Albatross Manila April 13 1909http://oldweather.s3.amazonaws.com/ow3/final/Albatross/vol043of055/vol043of055_0188_1.jpgLieut-Commander C.M.McCormick, U.S.N., Lieutenant B.G.Barthalow, U.S.N., Asst' Paymaster H.Dial, U.S.N., and Chief Boatswain R.Rohange, U.S.N., left ship at 3:15 for U.S.Naval Hospital at Canacao, for medical examination prior to taking the physical test required by General Order No6, of January 4, 1909, and returned at 5:00.
The test was to walk 50 miles over 3 consecutive days.
A Navy history blog I found explains this as follows
Today's U.S. Navy espouses a "culture of fitness," and "physical readiness," but this was not
always so. In the early 1900s, many including the president himself, Theodore Roosevelt,
were appalled by the lack of physical conditioning in the Navy.
In his autobiography, Roosevelt wrote, "Many of the older officers were so unfit physically
that their condition would have excited laughter, had it not been so serious to think that they
belonged to the military arm of the Government."! Not being one to sit aimlessly aside on any issue of importance, Roosevelt charged forth with an attempt to change the desk- bound
culture of the military. As a result he helped establish the forerunner of today's Physical
Readiness Training Program.
The new test gave officers the choice of completing one of three options: a fifty mile walk

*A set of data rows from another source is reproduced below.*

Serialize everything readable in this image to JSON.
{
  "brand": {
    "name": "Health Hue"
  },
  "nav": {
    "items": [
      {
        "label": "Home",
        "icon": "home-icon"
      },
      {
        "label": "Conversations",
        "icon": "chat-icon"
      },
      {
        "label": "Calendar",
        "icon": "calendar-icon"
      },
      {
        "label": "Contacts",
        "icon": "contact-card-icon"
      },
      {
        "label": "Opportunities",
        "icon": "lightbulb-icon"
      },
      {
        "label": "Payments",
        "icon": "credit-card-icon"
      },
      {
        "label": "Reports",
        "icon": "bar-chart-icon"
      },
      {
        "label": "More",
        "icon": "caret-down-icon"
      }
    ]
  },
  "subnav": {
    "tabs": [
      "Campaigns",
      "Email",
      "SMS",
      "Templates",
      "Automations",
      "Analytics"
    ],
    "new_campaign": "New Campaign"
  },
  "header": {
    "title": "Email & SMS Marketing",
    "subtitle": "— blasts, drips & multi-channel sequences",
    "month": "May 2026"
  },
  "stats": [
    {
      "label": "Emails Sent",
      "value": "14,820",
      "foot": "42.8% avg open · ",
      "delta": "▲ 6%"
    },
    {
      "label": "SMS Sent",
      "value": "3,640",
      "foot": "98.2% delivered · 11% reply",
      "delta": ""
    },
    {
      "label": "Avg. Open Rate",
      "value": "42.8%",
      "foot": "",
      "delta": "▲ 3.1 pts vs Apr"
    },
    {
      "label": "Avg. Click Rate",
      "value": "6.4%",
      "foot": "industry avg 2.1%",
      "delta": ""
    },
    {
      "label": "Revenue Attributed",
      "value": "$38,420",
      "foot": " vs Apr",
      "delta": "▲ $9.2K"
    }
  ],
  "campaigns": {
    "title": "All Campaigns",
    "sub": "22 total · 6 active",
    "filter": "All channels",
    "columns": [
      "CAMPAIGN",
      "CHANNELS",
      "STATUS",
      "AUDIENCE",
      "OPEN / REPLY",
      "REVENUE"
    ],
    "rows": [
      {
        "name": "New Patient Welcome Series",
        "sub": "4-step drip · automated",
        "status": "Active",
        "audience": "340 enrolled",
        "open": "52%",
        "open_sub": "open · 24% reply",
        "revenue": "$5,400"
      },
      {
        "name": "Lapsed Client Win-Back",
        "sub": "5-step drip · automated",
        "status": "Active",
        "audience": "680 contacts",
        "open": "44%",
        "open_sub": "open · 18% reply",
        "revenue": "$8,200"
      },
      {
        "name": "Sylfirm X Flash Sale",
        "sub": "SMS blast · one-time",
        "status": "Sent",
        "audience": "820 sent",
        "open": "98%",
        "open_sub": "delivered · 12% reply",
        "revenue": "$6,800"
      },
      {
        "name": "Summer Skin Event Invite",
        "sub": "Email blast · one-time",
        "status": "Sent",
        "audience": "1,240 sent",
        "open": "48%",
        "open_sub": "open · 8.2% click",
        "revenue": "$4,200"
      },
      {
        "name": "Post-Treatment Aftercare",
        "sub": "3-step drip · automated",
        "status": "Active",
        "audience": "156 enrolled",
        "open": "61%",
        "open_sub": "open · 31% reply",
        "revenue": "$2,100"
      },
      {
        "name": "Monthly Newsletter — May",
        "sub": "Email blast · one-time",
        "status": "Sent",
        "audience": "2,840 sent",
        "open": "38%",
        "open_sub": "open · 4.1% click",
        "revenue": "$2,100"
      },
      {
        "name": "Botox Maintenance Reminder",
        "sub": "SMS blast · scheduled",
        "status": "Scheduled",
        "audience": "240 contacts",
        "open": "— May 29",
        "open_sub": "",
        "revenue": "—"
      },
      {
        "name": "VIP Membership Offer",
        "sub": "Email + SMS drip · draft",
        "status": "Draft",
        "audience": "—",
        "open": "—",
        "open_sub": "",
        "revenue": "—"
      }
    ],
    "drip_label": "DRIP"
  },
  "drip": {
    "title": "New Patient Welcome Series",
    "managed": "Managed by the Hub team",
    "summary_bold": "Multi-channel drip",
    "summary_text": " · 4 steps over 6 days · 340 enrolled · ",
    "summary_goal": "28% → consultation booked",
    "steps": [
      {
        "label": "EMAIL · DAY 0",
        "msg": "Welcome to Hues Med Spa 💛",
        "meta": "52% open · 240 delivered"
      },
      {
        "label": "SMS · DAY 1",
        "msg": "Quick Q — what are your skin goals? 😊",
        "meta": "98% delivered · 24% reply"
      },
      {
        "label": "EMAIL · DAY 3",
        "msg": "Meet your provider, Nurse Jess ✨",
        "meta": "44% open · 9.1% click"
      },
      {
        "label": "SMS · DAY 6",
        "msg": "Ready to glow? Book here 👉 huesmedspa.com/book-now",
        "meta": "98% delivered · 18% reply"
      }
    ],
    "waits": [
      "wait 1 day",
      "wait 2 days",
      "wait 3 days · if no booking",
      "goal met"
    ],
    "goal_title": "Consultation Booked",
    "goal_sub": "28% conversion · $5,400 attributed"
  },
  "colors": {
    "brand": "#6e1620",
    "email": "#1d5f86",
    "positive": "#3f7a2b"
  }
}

within three consecutive days and in total of twenty hours; a ride on horseback at a distance of ninety miles within three consecutive days; or a ride on a bicycle at a distance of 100 miles within three consecutive days. All personnel taking the test would be examined by a Navy Medical Board to determine whether the test may be taken without risk and report again to the board upon completion. Officers would not be promoted unless they passed the exam and their medical record would now include a fitness report.